▶ [Records contained in a dataset]:
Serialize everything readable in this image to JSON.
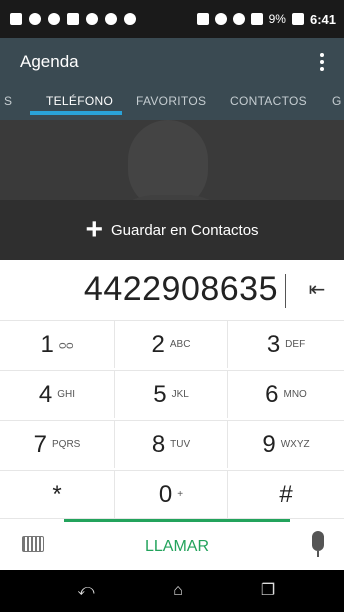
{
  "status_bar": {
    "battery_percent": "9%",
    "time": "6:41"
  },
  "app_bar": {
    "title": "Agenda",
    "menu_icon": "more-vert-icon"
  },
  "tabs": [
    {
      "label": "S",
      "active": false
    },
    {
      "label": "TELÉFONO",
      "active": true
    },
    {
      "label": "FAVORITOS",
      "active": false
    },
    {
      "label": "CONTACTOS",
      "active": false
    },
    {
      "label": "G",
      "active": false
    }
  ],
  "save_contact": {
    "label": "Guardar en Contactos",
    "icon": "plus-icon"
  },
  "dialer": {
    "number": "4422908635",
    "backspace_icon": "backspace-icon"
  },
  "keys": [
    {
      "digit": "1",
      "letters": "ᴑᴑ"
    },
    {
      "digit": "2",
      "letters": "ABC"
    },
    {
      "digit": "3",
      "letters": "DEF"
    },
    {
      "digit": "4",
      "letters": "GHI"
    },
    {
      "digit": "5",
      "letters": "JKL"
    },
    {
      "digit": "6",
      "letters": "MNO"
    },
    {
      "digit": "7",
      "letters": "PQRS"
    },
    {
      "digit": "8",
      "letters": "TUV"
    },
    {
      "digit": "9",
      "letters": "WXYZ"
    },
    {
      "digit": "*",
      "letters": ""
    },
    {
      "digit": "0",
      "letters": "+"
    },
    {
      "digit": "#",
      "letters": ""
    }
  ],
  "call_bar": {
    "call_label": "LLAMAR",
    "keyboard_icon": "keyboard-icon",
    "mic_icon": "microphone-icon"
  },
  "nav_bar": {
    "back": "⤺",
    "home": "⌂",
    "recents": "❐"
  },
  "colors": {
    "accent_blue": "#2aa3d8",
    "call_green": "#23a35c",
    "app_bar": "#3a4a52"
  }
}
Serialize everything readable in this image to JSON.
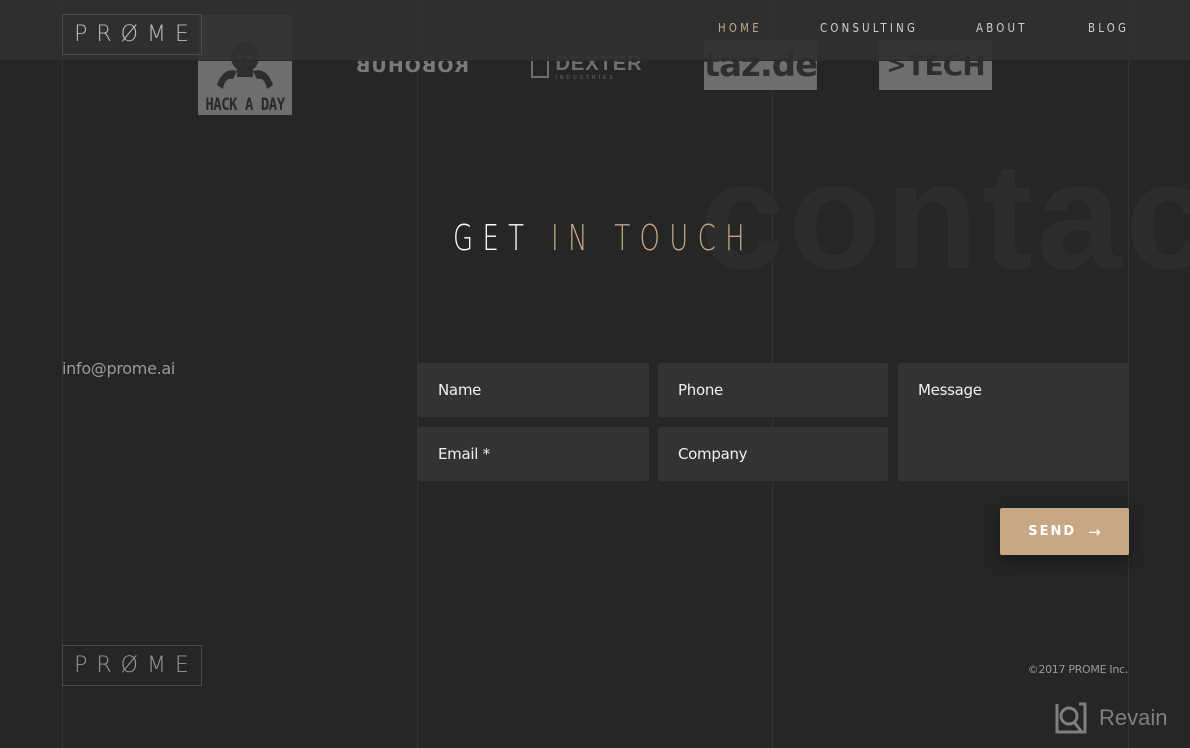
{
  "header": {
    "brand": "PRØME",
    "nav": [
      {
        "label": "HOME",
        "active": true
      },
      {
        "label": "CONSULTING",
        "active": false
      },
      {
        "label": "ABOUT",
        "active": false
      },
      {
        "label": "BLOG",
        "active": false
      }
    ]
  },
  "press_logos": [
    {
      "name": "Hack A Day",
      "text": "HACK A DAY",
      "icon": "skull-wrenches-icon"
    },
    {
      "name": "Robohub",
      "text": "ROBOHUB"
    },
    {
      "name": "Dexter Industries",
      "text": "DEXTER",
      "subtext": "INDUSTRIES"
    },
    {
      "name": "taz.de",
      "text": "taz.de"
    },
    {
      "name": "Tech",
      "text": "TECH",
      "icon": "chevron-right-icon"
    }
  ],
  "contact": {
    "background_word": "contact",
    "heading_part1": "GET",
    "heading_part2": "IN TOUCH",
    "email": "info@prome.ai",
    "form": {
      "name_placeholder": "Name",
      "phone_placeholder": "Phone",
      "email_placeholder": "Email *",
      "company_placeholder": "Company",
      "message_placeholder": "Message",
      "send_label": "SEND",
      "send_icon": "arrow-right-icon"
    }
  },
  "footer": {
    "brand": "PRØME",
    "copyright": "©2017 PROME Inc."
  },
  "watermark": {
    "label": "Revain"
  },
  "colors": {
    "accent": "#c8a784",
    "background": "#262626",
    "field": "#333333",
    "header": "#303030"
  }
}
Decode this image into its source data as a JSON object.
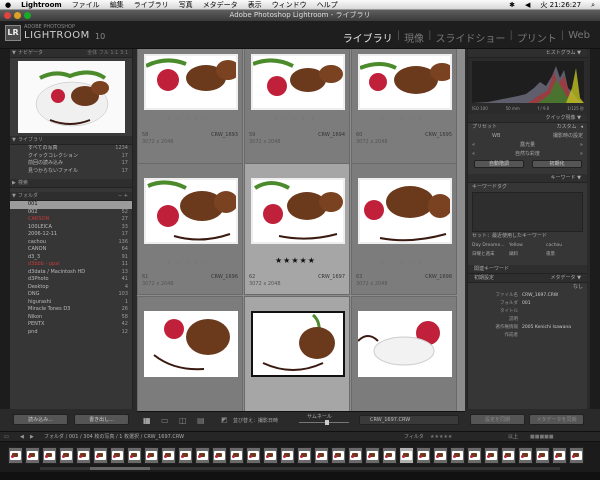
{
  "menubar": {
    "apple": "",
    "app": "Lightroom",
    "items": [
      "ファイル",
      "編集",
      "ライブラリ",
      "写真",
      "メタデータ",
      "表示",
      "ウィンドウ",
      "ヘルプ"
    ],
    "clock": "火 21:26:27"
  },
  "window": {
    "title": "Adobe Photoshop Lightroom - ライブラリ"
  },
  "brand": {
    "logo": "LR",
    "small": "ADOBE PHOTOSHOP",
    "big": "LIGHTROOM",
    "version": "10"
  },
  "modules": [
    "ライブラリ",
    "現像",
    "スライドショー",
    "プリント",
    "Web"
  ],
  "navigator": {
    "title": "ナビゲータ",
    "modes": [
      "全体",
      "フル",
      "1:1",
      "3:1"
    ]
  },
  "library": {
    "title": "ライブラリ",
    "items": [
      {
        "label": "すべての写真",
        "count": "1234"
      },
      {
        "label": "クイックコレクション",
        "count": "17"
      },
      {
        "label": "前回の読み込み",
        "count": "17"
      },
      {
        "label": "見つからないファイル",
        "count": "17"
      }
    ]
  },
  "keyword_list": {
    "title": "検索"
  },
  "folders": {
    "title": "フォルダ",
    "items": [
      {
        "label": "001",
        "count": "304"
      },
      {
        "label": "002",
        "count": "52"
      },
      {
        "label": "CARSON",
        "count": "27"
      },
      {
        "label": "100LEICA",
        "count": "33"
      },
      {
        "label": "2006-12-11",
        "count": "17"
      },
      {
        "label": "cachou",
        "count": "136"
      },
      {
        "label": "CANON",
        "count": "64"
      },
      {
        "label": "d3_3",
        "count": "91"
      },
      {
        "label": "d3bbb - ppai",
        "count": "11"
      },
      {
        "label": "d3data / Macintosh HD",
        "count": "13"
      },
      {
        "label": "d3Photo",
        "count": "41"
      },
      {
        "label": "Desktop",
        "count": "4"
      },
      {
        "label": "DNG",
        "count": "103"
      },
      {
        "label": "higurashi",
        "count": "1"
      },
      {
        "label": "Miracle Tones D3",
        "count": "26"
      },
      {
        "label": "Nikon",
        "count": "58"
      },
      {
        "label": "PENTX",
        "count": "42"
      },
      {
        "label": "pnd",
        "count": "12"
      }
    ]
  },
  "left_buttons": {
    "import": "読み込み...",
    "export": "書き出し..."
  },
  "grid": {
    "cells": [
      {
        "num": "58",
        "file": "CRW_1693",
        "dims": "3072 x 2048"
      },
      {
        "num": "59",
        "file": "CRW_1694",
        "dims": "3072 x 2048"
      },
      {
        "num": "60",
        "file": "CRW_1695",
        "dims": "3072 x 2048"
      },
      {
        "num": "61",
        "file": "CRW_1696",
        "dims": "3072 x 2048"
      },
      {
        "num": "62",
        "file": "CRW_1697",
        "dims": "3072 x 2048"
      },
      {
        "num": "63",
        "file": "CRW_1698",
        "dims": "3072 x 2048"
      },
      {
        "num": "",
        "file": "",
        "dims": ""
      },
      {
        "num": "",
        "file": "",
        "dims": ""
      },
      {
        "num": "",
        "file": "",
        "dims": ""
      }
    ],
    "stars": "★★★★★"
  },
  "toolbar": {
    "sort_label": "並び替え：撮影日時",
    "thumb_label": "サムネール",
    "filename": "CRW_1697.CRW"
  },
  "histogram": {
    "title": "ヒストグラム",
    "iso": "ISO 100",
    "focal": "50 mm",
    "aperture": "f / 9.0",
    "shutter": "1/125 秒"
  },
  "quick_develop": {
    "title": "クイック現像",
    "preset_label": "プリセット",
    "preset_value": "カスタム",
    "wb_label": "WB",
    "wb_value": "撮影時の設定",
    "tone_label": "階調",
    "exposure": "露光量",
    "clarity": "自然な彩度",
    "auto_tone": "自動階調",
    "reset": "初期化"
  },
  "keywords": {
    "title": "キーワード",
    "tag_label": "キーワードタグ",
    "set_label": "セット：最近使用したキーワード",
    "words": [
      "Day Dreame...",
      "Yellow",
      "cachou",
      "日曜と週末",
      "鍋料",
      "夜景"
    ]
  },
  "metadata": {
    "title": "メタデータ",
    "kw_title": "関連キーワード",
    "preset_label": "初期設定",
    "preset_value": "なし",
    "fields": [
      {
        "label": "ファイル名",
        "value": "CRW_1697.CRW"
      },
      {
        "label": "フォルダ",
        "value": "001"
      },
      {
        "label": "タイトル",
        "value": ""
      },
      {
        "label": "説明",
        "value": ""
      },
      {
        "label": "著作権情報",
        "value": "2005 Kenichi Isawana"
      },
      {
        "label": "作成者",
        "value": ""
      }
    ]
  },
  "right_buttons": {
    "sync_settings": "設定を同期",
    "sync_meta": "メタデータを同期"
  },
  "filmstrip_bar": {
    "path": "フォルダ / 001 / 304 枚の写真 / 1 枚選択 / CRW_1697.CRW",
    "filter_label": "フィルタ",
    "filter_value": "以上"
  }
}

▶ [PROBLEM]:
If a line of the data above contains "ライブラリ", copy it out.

▶ [RESPONSE AREA]:
      "ライブラリ",
    "title": "Adobe Photoshop Lightroom - ライブラリ"
    "ライブラリ",
    "title": "ライブラリ",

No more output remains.